– Developing new ways of thinking and new ways of leading that support them in performing and staying at their best
– Developing a deeper understanding of your emotions and how to deepen your own level of emotional intelligence
– Really coming to understand who you are and what experiences have shaped you as leader
– A deepening of your self-awareness and understanding, so that you can lead yourself with confidence
– A search for meaning amidst the complexities and challenges of school life
When the inner work is undertaken with as much conviction as the outer work, then leaders develop the tools that enable them to thrive and sustain their public performances.
The inner work allows you to address your own negative thoughts and self-judgment. It allows you to challenge those thoughts that cloud your perception of yourself and event, the thoughts which make you question yourself, your judgement and fear what others think.

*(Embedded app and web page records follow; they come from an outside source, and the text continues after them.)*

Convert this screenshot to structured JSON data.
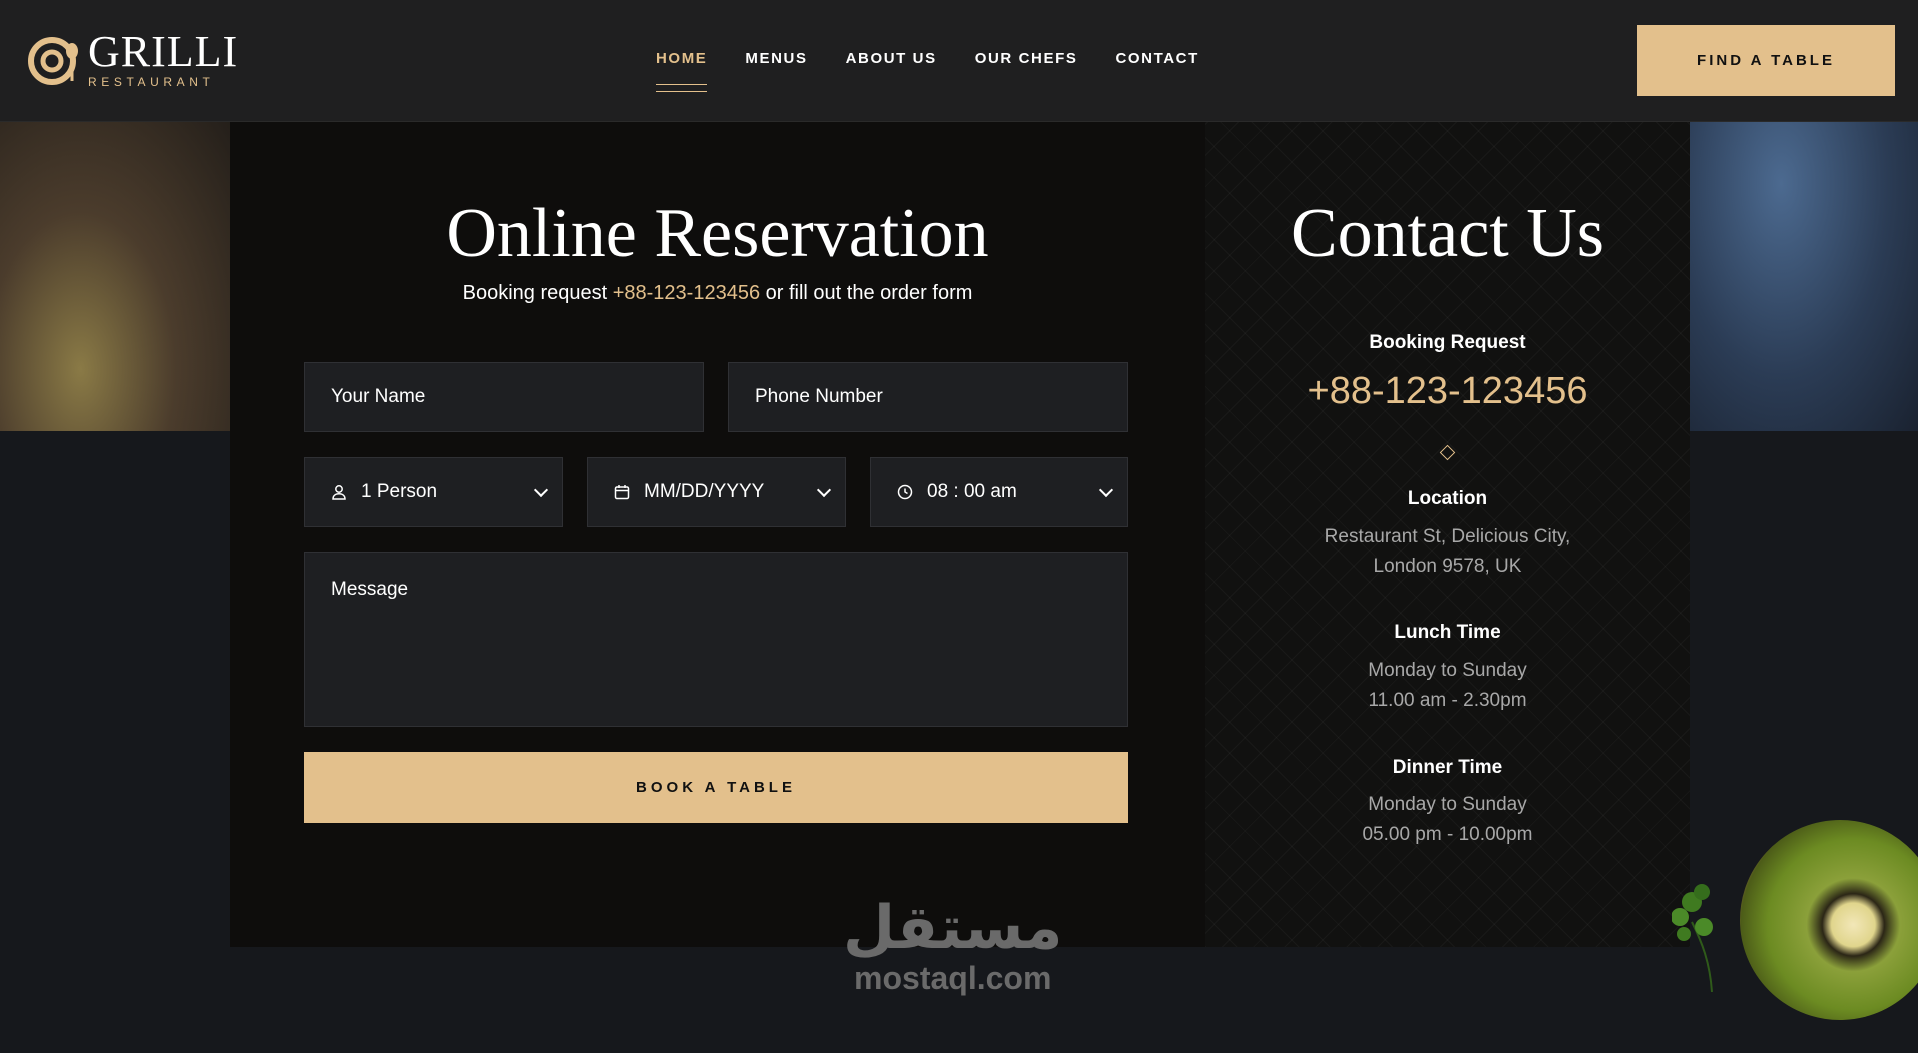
{
  "header": {
    "logo": {
      "title": "GRILLI",
      "subtitle": "RESTAURANT"
    },
    "nav": [
      {
        "label": "HOME",
        "active": true
      },
      {
        "label": "MENUS",
        "active": false
      },
      {
        "label": "ABOUT US",
        "active": false
      },
      {
        "label": "OUR CHEFS",
        "active": false
      },
      {
        "label": "CONTACT",
        "active": false
      }
    ],
    "cta_label": "FIND A TABLE"
  },
  "reservation": {
    "title": "Online Reservation",
    "subtitle_before": "Booking request ",
    "subtitle_phone": "+88-123-123456",
    "subtitle_after": " or fill out the order form",
    "name_placeholder": "Your Name",
    "phone_placeholder": "Phone Number",
    "person_value": "1 Person",
    "date_value": "MM/DD/YYYY",
    "time_value": "08 : 00 am",
    "message_placeholder": "Message",
    "submit_label": "BOOK A TABLE"
  },
  "contact": {
    "title": "Contact Us",
    "booking_label": "Booking Request",
    "booking_phone": "+88-123-123456",
    "location_label": "Location",
    "location_line1": "Restaurant St, Delicious City,",
    "location_line2": "London 9578, UK",
    "lunch_label": "Lunch Time",
    "lunch_line1": "Monday to Sunday",
    "lunch_line2": "11.00 am - 2.30pm",
    "dinner_label": "Dinner Time",
    "dinner_line1": "Monday to Sunday",
    "dinner_line2": "05.00 pm - 10.00pm"
  },
  "watermark": {
    "arabic": "مستقل",
    "latin": "mostaql.com"
  },
  "colors": {
    "accent": "#e3c08c",
    "panel": "#0e0d0c",
    "field": "#1e1f22",
    "header": "#1f1f20"
  }
}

The inner work allows you to address your own vulnerabilities. The inner work allows you to address your hidden world of thoughts feeling and emotions. The inner work allows you to work through emotions of insecurity, hurt, anger, resentment.
To quote the American author, Parker J Palmer, ‘The inner work is as real as the outer work’ and yet so few School Leaders are supported to have the time to do this inner work that is a key part of what is necessary if our leaders are to both thrive and survive in their roles.
Rising to the Challenges of Headship
From managing excessive workloads, the impact of budget cuts and high levels of personal accountability and public scrutiny – over the years, the role of Headship has always been fraught with challenges and pressures.
However, since the outbreak of the coronavirus pandemic back in March 2020, sadly we’ve seen the intense demands on our School Leaders grow yet further.
Not only have leaders had to rapidly adapt to quickly changing government advice and establish new practices and protocols for virtual learning and health and safety monitoring, they’ve also been expected to provide support to their communities and inspiring leadership throughout these difficult times.
Having to manage months of relentless challenge and crisis management (alongside the emotional and psychological impact of the pandemic has taken on all of us) has proven to be extremely challenging even for the most experienced and resilient Heads.
And it is now perhaps no surprise that many School Leaders who are reporting feeling battle weary, beleaguered and burnt out. As a result, an NAHT poll back in November 2020 found that almost half of Headteachers plan to leave prematurely – and 70% say job satisfaction has fallen in the past year.
With this, in mind – I believe there’s never been a stronger case for the need to ensure that our School Leaders are properly supported; strategically, operationally and emotionally to ensure they not only survive in the headship role, but also thrive in their attempts to deliver the best outcomes for our children.
Social workers have supervision to help them process their toughest cases, and corporate executives have space for “lessons learned” and continuous improvement between projects. Yet still, many Heads remain endemically under-supported, without spaces the need to off-load and encouragement they need as they manage the burden of the weight that they have been forced to carry.
Friends and family might offer a listening ear, but again it isn’t easy. Unless they have walked in your shoes, it can feel like no-one really fully understands what you are going through.
However, I know from my own experience as a Headteacher and now as an Executive coach that personalised support is vital, if leaders are to keep their hope alive and stay connected to their vision, passion and purpose.
That’s why I’m now offering free 1:1 Coaching calls to give senior leaders a chance to:
– Talk through and get support with the challenges they’re currently facing
– Reflect on events and the impact they’re having
– Gain clarity about their current situation and plan a way forward
If you feel like you’d benefit from a call like this or perhaps know someone who would, please follow the link above!